"Galloping Greek" George "Babe" Petrow was a tremendous athletic talent and Midland's first four-letterman in basketball, football, tennis and track. In 1943 Petrow joined the army and 18 months later was killed in World War II. Classmate Luther Heller '47 established an award in his honor, and annually since 1946 an outstanding Midland male athlete has received the Petrow Award, given for many years during Midland's Homecoming festivities.

Olson Student Center

The Olson Student Center was originally a Gymnasium-Commons. Student spaces included a dining hall on the ground floor and a basketball court and stage on the 2nd floor. The space was used for formals, athletic competitions, plays, commencement and dining. The gym was even used to house male students for a time. The lawn was a popular place to lounge between classes.

From 1924-1960 students dined in the ground floor Commons of the student center. Meals were served family style. Sunday noon and Monday-Thursday evenings featured linen cloths and "Sunday best" attire.

Olson Student Center

In the 1940’s, much like today, Midland’s gym was the center of activities from 6 am to 9 pm. Every man was required to take PE as part of Midland’s Wartime Program. Rope climbing, tumbling, chinning, and endurance programs were part of the “toughening-up” program.

Luther Library

Midland's Luther Library was completed in 1954. 

Luther Library

Around 260 students and 40 faculty transferred approximately 25,000 volumes from the old library in the Administration Building to the new Luther Library!

Freshman Traditions

The Beanie - a Freshman tradition. Freshmen were once required to wear caps and follow "rules" in the name of helping create school spirit and build class unity. Upperclassmen required freshmen to do things like wear their sweater backwards or shout nonsensical phrases. Rule breakers were penalized by being made to shine shoes, cut grass with scissors, or even wear a bird cage!

Luther Arch

In 1962, Midland College and Luther College consolidated on the Fremont campus, becoming Midland Lutheran College. 

In tribute to the former institution, the library was named "Luther Library," and campus markers, such as the sundial, Luther College Arch, and the Luther rock were moved from the Wahoo campus to stand in front of the library.

Every other year Luther College alumni gather on the Midland campus for Lutherfest, a unique reunion event. Most recently the generous donations of Luther College alumni helped establish Midland University's Luther College of Arts and Sciences!

Spring Break

Alumni Franklin Eloch, "Pete" Petring, Paul Norris, & Lloyd Reck had just rolled up to the Midland campus after a 13-day spring break excursion. During which, their 1906 Model T carried them 2,000 miles through 6 states and into Canada at an expense of only $6.20 a piece. 

Midland Apparel

Vintage Midland apparel. 

Clemmons Hall

Science classes and labs were offered in Clemmons Hall until 1964. 

Clemmons Hall

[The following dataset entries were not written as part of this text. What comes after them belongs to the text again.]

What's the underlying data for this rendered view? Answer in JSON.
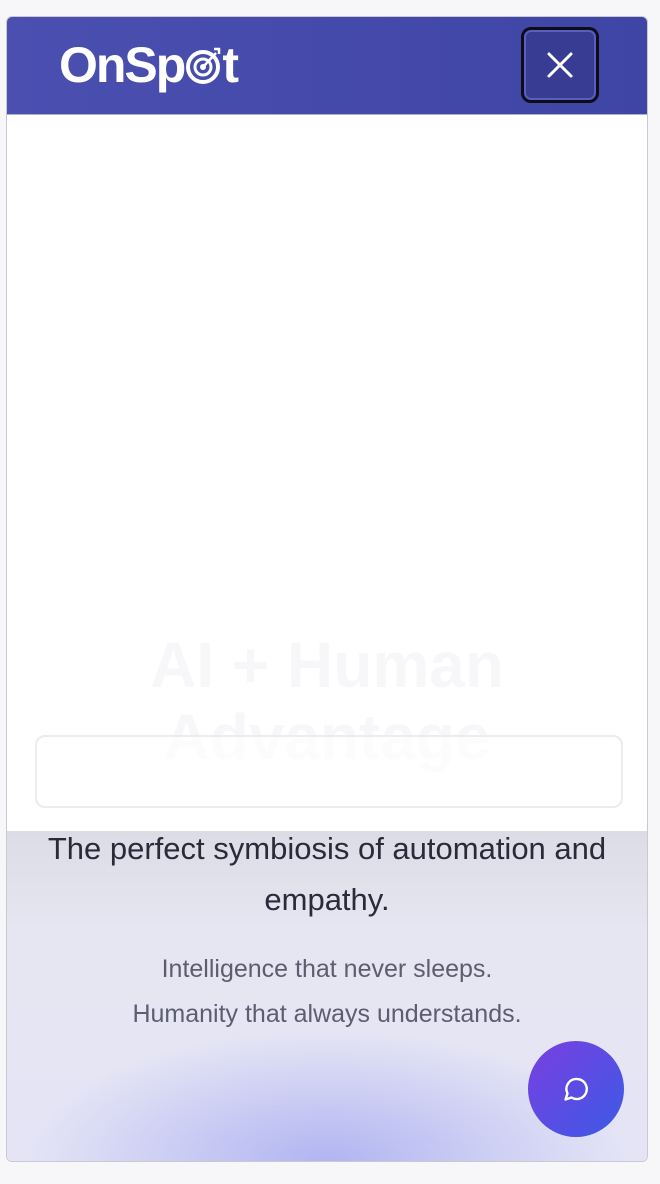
{
  "header": {
    "logo_text_left": "OnSp",
    "logo_text_right": "t",
    "logo_icon": "target-icon",
    "close_icon": "close-icon"
  },
  "hero": {
    "title_line1": "AI + Human",
    "title_line2": "Advantage"
  },
  "search": {
    "value": ""
  },
  "content": {
    "tagline": "The perfect symbiosis of automation and empathy.",
    "sub_line1": "Intelligence that never sleeps.",
    "sub_line2": "Humanity that always understands."
  },
  "chat": {
    "icon": "chat-bubble-icon"
  },
  "colors": {
    "header_bg": "#4148a8",
    "fab_start": "#7a3fe0",
    "fab_end": "#3c5ae6"
  }
}
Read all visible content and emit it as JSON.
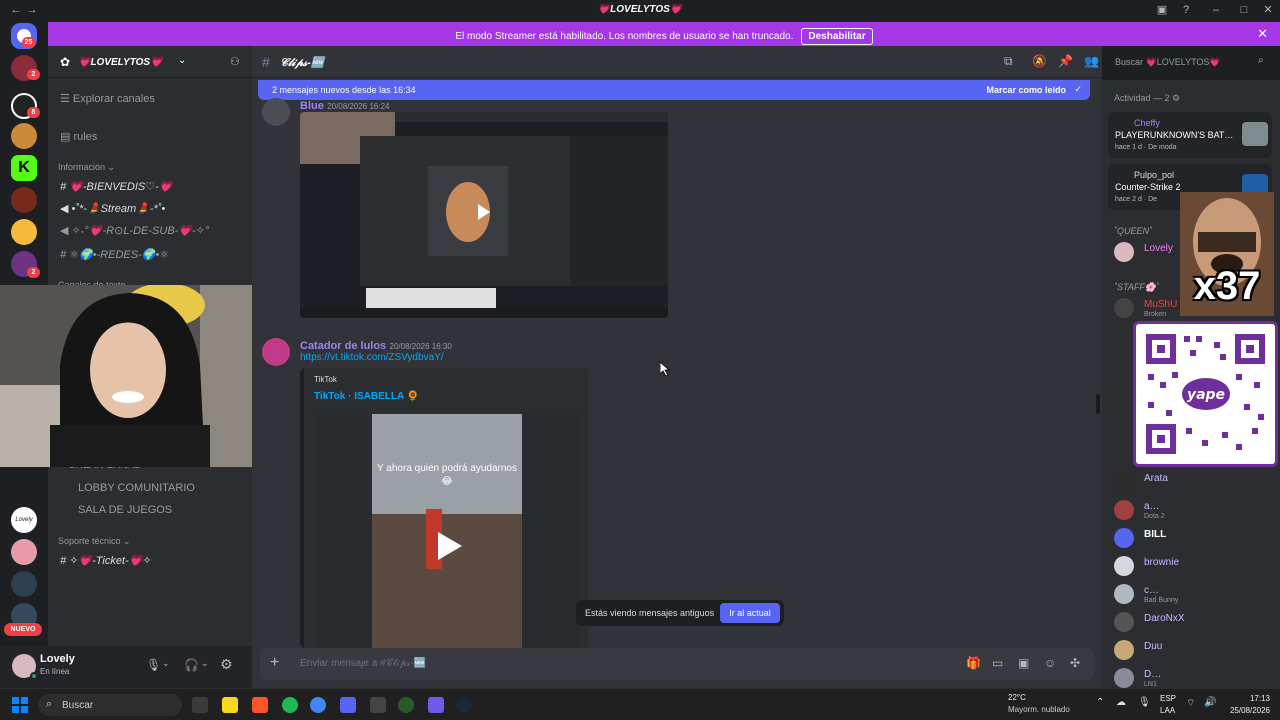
{
  "window": {
    "title": "💗LOVELYTOS💗"
  },
  "banner": {
    "text": "El modo Streamer está habilitado. Los nombres de usuario se han truncado.",
    "button": "Deshabilitar"
  },
  "rail": {
    "badges": [
      "25",
      "2",
      "8",
      "2"
    ],
    "new_label": "NUEVO",
    "new_tooltip": "Lovely"
  },
  "sidebar": {
    "server_name": "💗LOVELYTOS💗",
    "top_items": [
      "Explorar canales",
      "rules"
    ],
    "category_info": "Información",
    "channels": [
      "💗-BIENVEDIS♡-💗",
      "•˚*-💄Stream💄-*˚•",
      "✧˖°💗-R⊙L-DE-SUB-💗-✧°",
      "⚛🌍•-REDES-🌍•⚛"
    ],
    "category_text": "Canales de texto",
    "channels2": [
      "✦CREAR CANAL",
      "LOBBY COMUNITARIO",
      "SALA DE JUEGOS"
    ],
    "category_support": "Soporte técnico",
    "ticket": "✧💗-Ticket-💗✧"
  },
  "user": {
    "name": "Lovely",
    "status": "En línea"
  },
  "chat": {
    "channel": "𝒞𝓁𝒾𝓅𝓈-🆕",
    "new_messages": "2 mensajes nuevos desde las 16:34",
    "mark_read": "Marcar como leído",
    "msg1": {
      "author": "Blue",
      "time": "20/08/2026 16:24"
    },
    "msg2": {
      "author": "Catador de lulos",
      "time": "20/08/2026 16:30",
      "link": "https://vt.tiktok.com/ZSVydbvaY/"
    },
    "embed": {
      "provider": "TikTok",
      "title": "TikTok · ISABELLA 🌻",
      "caption": "Y ahora quien podrá ayudarnos 😂"
    },
    "old_notice": "Estás viendo mensajes antiguos",
    "jump": "Ir al actual",
    "composer_placeholder": "Enviar mensaje a #𝒞𝓁𝒾𝓅𝓈-🆕",
    "search_placeholder": "Buscar 💗LOVELYTOS💗"
  },
  "members": {
    "activity_header": "Actividad — 2",
    "activities": [
      {
        "user": "Cheffy",
        "game": "PLAYERUNKNOWN'S BAT…",
        "meta": "hace 1 d",
        "tag": "De moda"
      },
      {
        "user": "Pulpo_pol",
        "game": "Counter-Strike 2",
        "meta": "hace 2 d",
        "tag": "De"
      }
    ],
    "role_queen": "˚QUEEN˚",
    "role_staff": "˚STAFF🌸˚",
    "list": [
      {
        "name": "Lovely",
        "sub": "",
        "color": "#f47fff"
      },
      {
        "name": "MuShU",
        "sub": "Broken",
        "color": "#f23f43"
      },
      {
        "name": "Arata",
        "sub": "",
        "color": "#c9b8ff"
      },
      {
        "name": "a…",
        "sub": "Dota 2",
        "color": "#c9b8ff"
      },
      {
        "name": "BILL",
        "sub": "",
        "color": "#c9b8ff"
      },
      {
        "name": "brownie",
        "sub": "",
        "color": "#c9b8ff"
      },
      {
        "name": "c…",
        "sub": "Bad Bunny",
        "color": "#c9b8ff"
      },
      {
        "name": "DaroNxX",
        "sub": "",
        "color": "#c9b8ff"
      },
      {
        "name": "Duu",
        "sub": "",
        "color": "#c9b8ff"
      },
      {
        "name": "D…",
        "sub": "LN1",
        "color": "#c9b8ff"
      }
    ],
    "overlay_count": "x37"
  },
  "taskbar": {
    "search": "Buscar",
    "weather_temp": "22°C",
    "weather_desc": "Mayorm. nublado",
    "lang": "ESP",
    "lang2": "LAA",
    "time": "17:13",
    "date": "25/08/2026"
  }
}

Originally a science building, the cornerstone for Clemmons Hall was laid in 1907. It is the only building on the 2019 campus that was part of Fremont College. The second floor chapel also served as a recital hall. 

1931 Football Team

1931 football team and Coach Clarence O. Samuelson, a Luther faculty member from 1927 to 1941. 

Girls' Dormitory

A room in the girls' dormitory has been personalized with chenille bedspreads, a bedside tale with ruffled cover, and family photos on a shelf above the radiator. 


The choir sits on the Capitol steps with Nebraska Senator Carl Curtis, who autographed the photograph. 

Olson Student Center

Before the Olson Student Center was renovated, it was a Gymnasium-Commons that was built in 1924. The dining hall was on ground floor and the playing court and stage reached by the exterior and interior stairs. 


The cast of "Grumpy," a four-act comedy drama given in 1928 by members of the Wynn Literary Society on the stage in the Gymnasium-Commons. 

Men's Hall

Men's Memorial Hall built in 1946 and 1947. 

Swanson Hall of Science

Built in 1964-1965, Swanson owes much of its design to Dr. Gilbert Lueninghoener. The Planetarium was named in his honor. After the science department vacated Clemmons Hall, Clemmons became a music building and the cornerstone was changed to "Clemmons Hall" instead of "Science Hall."